As the state prepares to unveil an enhanced prescription drug database next week, some health providers say it will be incompatible with their computer systems, hobbling their access to a tool meant to combat drug abuse.
The database, called the Controlled Substances Utilization Review and Evaluation System, or CURES, tracks prescriptions for certain narcotics. After a Times investigation found that it was underused and underfunded, legislators increased funding for the system in 2013.
The $3-million upgrade is set to roll out July 1, but a compatibility problem with certain web browsers may make it impossible for some doctors to use it. The California Medical Assn. sent a memo to its members last week warning that thousands of physicians could lose access to the system.
The new version of CURES will not work with older versions of Internet Explorer. Some health systems say newer browsers will not work with their electronic records.
That's the case for Kaiser Permanente, said Amy Thoma, a spokeswoman for the company, which employs more than 12,000 doctors statewide and operates 35 hospitals.
David Beltran, a spokesman for the state Department of Justice, which administers CURES, said doctors and hospitals had ample notice about the potential problem and plenty of time to update their systems.
The department "notified physicians months ago that accessing CURES 2.0 would require an up-to-date browser, which is critical to ensuring the highest protection of patient information," Beltran said.
Other networks affected include Dignity Health, which operates 39 hospitals and eight pharmacies, and Sutter Health, which has 24 hospitals and 5,000 affiliated doctors.
Bill Gleeson, vice president of communications for Sutter, said the company will use Google's Chrome browser with CURES in the short term, "as we make the necessary longer-term upgrades to Internet Explorer."
State officials plan to launch the upgraded database as planned but will also continue to operate the older version for doctors who cannot access the new one.
Backers of drug databases like CURES say they are effective in clamping down on patients who seek narcotics prescriptions from multiple doctors and in identifying physicians who overprescribe such medication.
But a 2012 Times investigation found that less than 10% of physicians, pharmacists and other professionals eligible for online access had signed up to use the database.
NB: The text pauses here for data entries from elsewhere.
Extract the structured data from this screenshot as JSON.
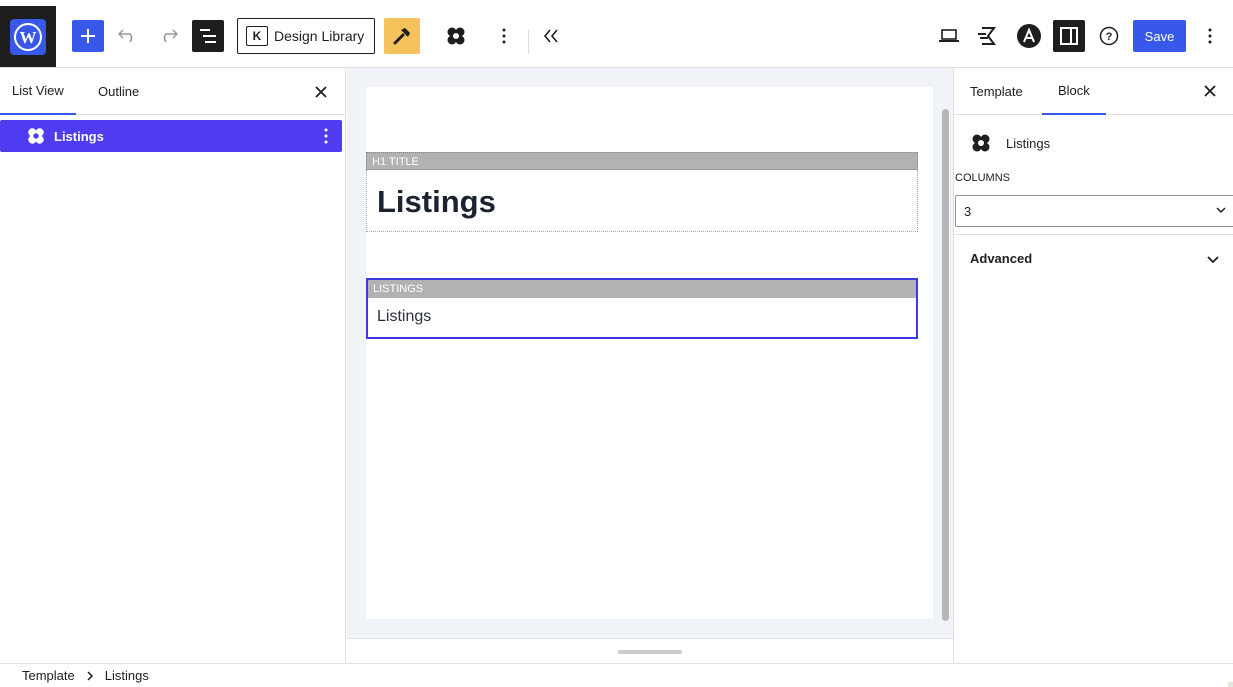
{
  "toolbar": {
    "design_library_label": "Design Library",
    "design_library_icon_letter": "K",
    "save_label": "Save",
    "accent_color": "#3858e9",
    "hammer_bg": "#f6c25b"
  },
  "left_panel": {
    "tabs": [
      {
        "label": "List View",
        "active": true
      },
      {
        "label": "Outline",
        "active": false
      }
    ],
    "items": [
      {
        "label": "Listings",
        "selected": true
      }
    ]
  },
  "canvas": {
    "h1_block_label": "H1 TITLE",
    "h1_text": "Listings",
    "listings_block_label": "LISTINGS",
    "listings_text": "Listings"
  },
  "right_panel": {
    "tabs": [
      {
        "label": "Template",
        "active": false
      },
      {
        "label": "Block",
        "active": true
      }
    ],
    "block_name": "Listings",
    "columns_label": "COLUMNS",
    "columns_value": "3",
    "advanced_label": "Advanced"
  },
  "breadcrumb": {
    "items": [
      "Template",
      "Listings"
    ]
  }
}
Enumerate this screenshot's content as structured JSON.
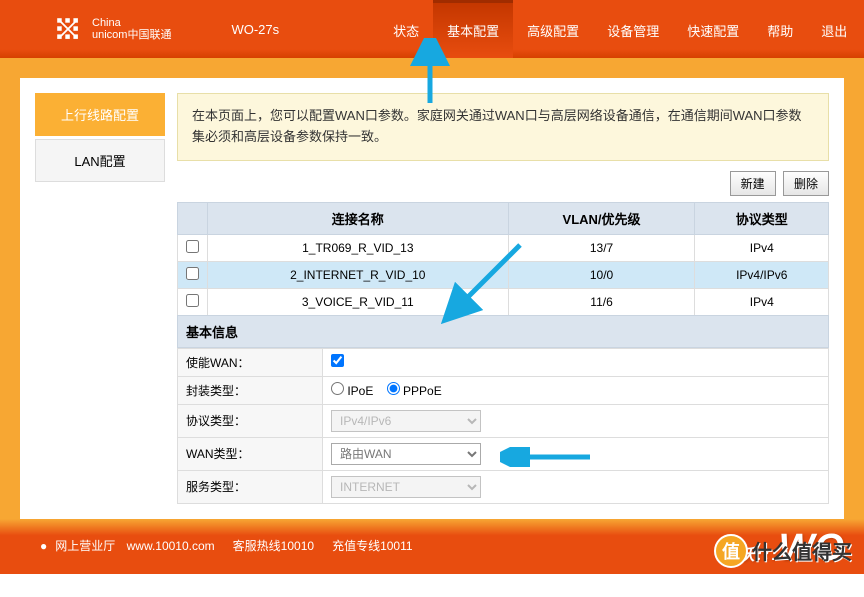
{
  "header": {
    "brand_line1": "China",
    "brand_line2": "unicom中国联通",
    "model": "WO-27s",
    "nav": [
      "状态",
      "基本配置",
      "高级配置",
      "设备管理",
      "快速配置",
      "帮助",
      "退出"
    ],
    "active_nav": 1
  },
  "sidebar": {
    "items": [
      "上行线路配置",
      "LAN配置"
    ],
    "active": 0
  },
  "info_text": "在本页面上，您可以配置WAN口参数。家庭网关通过WAN口与高层网络设备通信，在通信期间WAN口参数集必须和高层设备参数保持一致。",
  "buttons": {
    "new": "新建",
    "delete": "删除"
  },
  "table": {
    "headers": [
      "连接名称",
      "VLAN/优先级",
      "协议类型"
    ],
    "rows": [
      {
        "name": "1_TR069_R_VID_13",
        "vlan": "13/7",
        "proto": "IPv4",
        "selected": false
      },
      {
        "name": "2_INTERNET_R_VID_10",
        "vlan": "10/0",
        "proto": "IPv4/IPv6",
        "selected": true
      },
      {
        "name": "3_VOICE_R_VID_11",
        "vlan": "11/6",
        "proto": "IPv4",
        "selected": false
      }
    ]
  },
  "section_title": "基本信息",
  "form": {
    "enable_wan": {
      "label": "使能WAN：",
      "checked": true
    },
    "encap": {
      "label": "封装类型：",
      "options": [
        "IPoE",
        "PPPoE"
      ],
      "selected": "PPPoE"
    },
    "proto": {
      "label": "协议类型：",
      "value": "IPv4/IPv6"
    },
    "wan_type": {
      "label": "WAN类型：",
      "value": "路由WAN"
    },
    "service": {
      "label": "服务类型：",
      "value": "INTERNET"
    }
  },
  "footer": {
    "link1": "网上营业厅",
    "url": "www.10010.com",
    "hotline": "客服热线10010",
    "recharge": "充值专线10011",
    "wo": "WO"
  },
  "watermark": {
    "circle": "值",
    "text": "什么值得买"
  }
}
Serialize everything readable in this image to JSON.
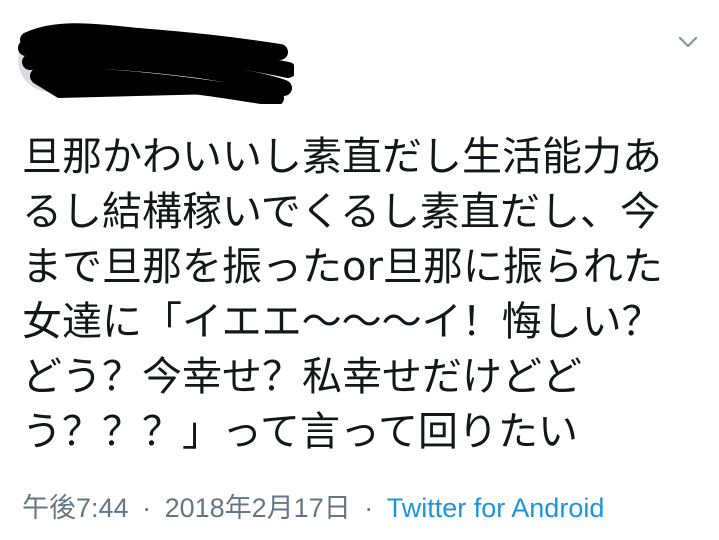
{
  "tweet": {
    "avatar_icon": "user-avatar",
    "author_redacted": true,
    "menu_icon": "chevron-down-icon",
    "text_lines": [
      "旦那かわいいし素直だし生活能力あ",
      "るし結構稼いでくるし素直だし、今",
      "まで旦那を振ったor旦那に振られた",
      "女達に「イエエ〜〜〜イ！悔しい？",
      "どう？今幸せ？私幸せだけどど",
      "う？？？」って言って回りたい"
    ],
    "time": "午後7:44",
    "separator_1": "·",
    "date": "2018年2月17日",
    "separator_2": "·",
    "source": "Twitter for Android"
  },
  "colors": {
    "text": "#14171a",
    "meta": "#657786",
    "link": "#1b95e0",
    "redaction": "#000000"
  }
}
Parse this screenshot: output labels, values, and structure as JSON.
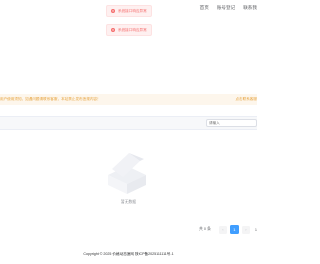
{
  "nav": {
    "items": [
      "首页",
      "账号登记",
      "联系我"
    ]
  },
  "toasts": [
    {
      "text": "系统接口响应异常"
    },
    {
      "text": "系统接口响应异常"
    }
  ],
  "banner": {
    "left": "用户使用须知，如遇问题请联系客服，本站禁止发布违规内容！",
    "right": "点击联系客服"
  },
  "search": {
    "placeholder": "请输入"
  },
  "empty": {
    "text": "暂无数据"
  },
  "pagination": {
    "total": "共 0 条",
    "prev": "‹",
    "current": "1",
    "next": "›",
    "jump": "1"
  },
  "footer": {
    "text": "Copyright © 2025 价格动态速网  陕ICP备2025111111号-1"
  },
  "colors": {
    "error": "#f56c6c",
    "warning": "#e6a23c",
    "primary": "#409eff"
  }
}
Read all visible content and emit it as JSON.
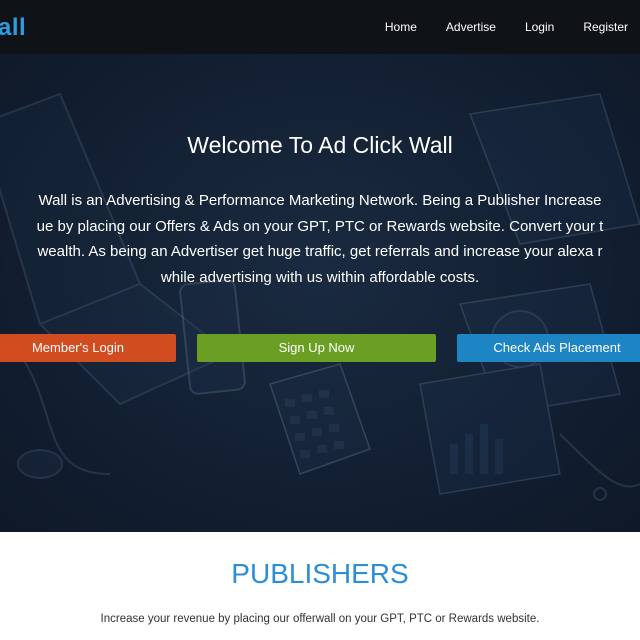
{
  "navbar": {
    "logo_text": "all",
    "links": [
      "Home",
      "Advertise",
      "Login",
      "Register"
    ]
  },
  "hero": {
    "title": "Welcome To Ad Click Wall",
    "paragraph_lines": [
      "Wall is an Advertising & Performance Marketing Network. Being a Publisher Increase",
      "ue by placing our Offers & Ads on your GPT, PTC or Rewards website. Convert your t",
      "wealth. As being an Advertiser get huge traffic, get referrals and increase your alexa r",
      "while advertising with us within affordable costs."
    ],
    "buttons": {
      "members_login": "Member's Login",
      "sign_up": "Sign Up Now",
      "check_ads": "Check Ads Placement"
    }
  },
  "publishers": {
    "title": "PUBLISHERS",
    "text": "Increase your revenue by placing our offerwall on your GPT, PTC or Rewards website."
  },
  "colors": {
    "navbar_bg": "#0f1318",
    "logo": "#2e9be3",
    "hero_bg": "#132033",
    "login_button": "#d14c1f",
    "signup_button": "#6a9f24",
    "check_button": "#1e85c4",
    "publishers_title": "#2b8ed6"
  }
}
The Times reports, which examined the epidemic of prescription drug overdoses, prompted new state efforts to combat the abuse of painkillers.
A 2013 law required health practitioners who prescribe or dispense certain narcotics to apply for online access to the database by the end of this year. That legislation also increased CURES' funding with a $6 annual fee levied on doctors.
But efforts to bolster CURES in California remain politically fraught.
Although the California Medical Assn. backed the 2013 legislation, the group opposes efforts to make use of the database mandatory, arguing that the system has so far not been functional enough to impose such a requirement on doctors.
Mandatory use of CURES was one component of a ballot initiative that voters rejected last year, a proposal to increase limits on medical malpractice awards and institute drug testing of physicians. In one provocative ad against the measure, opponents alleged that the database could be vulnerable to hackers and thus jeopardize patient privacy.
A bill in the Legislature that would require doctors to check CURES before prescribing certain drugs has been delayed until next year.
Bob Pack, an Internet executive who has championed the upgrade, said the concerns about technology are "overblown."
"I see it as a way for the CMA to continually blast the CURES program," said Pack, who took up the cause after his two children were killed by an impaired driver who had obtained multiple prescriptions for painkillers.
Molly Weedn, a spokeswoman for the association, said that "CMA and our physicians have long supported the CURES program."
She said the decision to run both the old and new databases concurrently is a "step in the right direction," but added, "We're going to push back until the program is fully functioning and works for everybody."